Machine Learning Group
Computational models that predict physicochemical properties, biokinetics or adverse biological effects of drug candidates are becoming increasingly important to support in-silico drug design. This is primarily due to cost-saving and reduction of attrition rates, since market candidates can be assessed early-on in the development process. Drugs predicted to be toxic or not possessing the required properties can be discarded before a significant amount of effort has been invested, and more significantly, before time-consuming and expensive experimental tests have been carried out. The group is developing computational pipelines that support the process of  in-silico drug development, which include electronic representations of molecules, development of knowledge graphs, feature engineering, variable selection, machine learning and deep learning algorithms and optimal tuning of hyperparameters.
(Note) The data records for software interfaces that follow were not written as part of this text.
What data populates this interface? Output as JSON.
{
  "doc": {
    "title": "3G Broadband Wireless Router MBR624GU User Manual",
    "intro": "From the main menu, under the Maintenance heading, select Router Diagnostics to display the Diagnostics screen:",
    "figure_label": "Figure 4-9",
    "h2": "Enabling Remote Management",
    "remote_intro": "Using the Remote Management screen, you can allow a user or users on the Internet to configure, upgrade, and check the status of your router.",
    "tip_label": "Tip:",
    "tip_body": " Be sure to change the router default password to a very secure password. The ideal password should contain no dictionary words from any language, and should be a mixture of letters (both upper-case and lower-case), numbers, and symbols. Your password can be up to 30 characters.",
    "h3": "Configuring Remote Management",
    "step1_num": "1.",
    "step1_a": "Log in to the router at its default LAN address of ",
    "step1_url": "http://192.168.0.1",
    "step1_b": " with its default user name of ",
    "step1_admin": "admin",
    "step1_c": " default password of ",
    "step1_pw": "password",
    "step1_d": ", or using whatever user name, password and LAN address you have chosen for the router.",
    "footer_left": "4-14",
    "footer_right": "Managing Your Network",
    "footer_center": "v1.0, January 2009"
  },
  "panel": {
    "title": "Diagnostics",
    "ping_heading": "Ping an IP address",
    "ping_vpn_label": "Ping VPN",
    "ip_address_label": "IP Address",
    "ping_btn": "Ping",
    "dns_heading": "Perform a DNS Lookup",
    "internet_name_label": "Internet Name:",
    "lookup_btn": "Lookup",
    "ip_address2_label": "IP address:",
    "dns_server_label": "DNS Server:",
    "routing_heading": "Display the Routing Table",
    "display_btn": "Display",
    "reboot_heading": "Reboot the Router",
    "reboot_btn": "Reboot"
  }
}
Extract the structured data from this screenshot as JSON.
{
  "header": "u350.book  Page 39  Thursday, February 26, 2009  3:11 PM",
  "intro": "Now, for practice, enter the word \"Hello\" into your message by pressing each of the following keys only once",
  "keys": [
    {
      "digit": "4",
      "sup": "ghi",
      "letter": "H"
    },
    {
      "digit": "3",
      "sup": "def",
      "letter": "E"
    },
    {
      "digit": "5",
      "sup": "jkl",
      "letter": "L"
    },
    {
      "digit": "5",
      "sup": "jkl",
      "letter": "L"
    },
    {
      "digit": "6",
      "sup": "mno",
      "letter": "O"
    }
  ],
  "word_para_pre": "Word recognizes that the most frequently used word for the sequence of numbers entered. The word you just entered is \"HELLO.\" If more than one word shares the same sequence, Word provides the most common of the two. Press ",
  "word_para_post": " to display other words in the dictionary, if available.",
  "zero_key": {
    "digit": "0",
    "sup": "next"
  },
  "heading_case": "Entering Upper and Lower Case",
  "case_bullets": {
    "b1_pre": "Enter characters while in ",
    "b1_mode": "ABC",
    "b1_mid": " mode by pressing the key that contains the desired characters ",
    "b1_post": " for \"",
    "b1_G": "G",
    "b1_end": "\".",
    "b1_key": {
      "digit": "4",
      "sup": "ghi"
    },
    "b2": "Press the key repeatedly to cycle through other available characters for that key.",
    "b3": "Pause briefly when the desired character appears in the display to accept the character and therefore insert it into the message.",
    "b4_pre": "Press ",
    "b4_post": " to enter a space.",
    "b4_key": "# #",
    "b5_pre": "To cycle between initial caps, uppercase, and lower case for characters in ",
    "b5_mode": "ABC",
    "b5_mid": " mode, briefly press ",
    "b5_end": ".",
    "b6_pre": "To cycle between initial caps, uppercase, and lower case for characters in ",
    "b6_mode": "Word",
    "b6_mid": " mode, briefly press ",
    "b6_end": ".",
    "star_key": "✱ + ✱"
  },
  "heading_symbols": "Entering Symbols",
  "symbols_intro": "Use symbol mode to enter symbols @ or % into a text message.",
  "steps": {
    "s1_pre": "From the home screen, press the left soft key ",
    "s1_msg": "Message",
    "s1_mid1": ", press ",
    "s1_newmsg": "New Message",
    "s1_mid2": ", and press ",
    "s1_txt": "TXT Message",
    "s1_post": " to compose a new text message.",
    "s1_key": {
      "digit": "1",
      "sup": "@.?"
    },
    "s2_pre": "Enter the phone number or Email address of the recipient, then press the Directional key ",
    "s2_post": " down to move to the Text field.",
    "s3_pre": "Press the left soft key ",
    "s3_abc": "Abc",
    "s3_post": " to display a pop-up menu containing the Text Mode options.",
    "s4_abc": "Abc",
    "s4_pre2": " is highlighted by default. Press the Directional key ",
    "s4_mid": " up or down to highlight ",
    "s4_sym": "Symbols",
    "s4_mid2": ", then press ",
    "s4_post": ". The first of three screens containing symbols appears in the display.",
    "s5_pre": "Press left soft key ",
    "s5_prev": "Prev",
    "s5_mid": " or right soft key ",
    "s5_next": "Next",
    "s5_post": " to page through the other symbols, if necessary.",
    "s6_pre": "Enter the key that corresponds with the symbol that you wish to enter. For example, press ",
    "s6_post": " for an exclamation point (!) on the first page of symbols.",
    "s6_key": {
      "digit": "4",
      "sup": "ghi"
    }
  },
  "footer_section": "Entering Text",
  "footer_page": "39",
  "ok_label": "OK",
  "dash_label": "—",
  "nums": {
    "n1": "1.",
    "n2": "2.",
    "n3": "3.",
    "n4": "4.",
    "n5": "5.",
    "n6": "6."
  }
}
Please address inquiries to: Haralambos Sarimveis (Professor of the School of Chemical Engineering of the National Technical University of Athens) ( )

Pharmacometrics Group
Pharmacometrics is the discipline that studies by Modelling and Simulation approaches the pharmacokinetics and pharmacodynamics of drugs, and has the ultimate scope to build in silico clinical trials that can complement or even replace the real clinical trials. It has an impact throughout the entire drug development processes and is endorsed by the Regulatory Agencies in the context of what has been described as Model Informed Drug Development (MIDD). In the PMX Group of Pharma-Informatics we carry out methodological research as well as applications and for the latter we collaborate with the pharmaceutical industry, hospitals and international consortia. Emphasis is given to Physiologically Based Pharmacokinetic models (PBPK) and Population Pharmacokinetics / Pharmacodynamics models. Please see the projects section for details on specific projects. Also visit for more details. Please address inquiries to: Aris Dokoumetzidis (Associate Professor of the School of Pharmacy of the University of Athens) (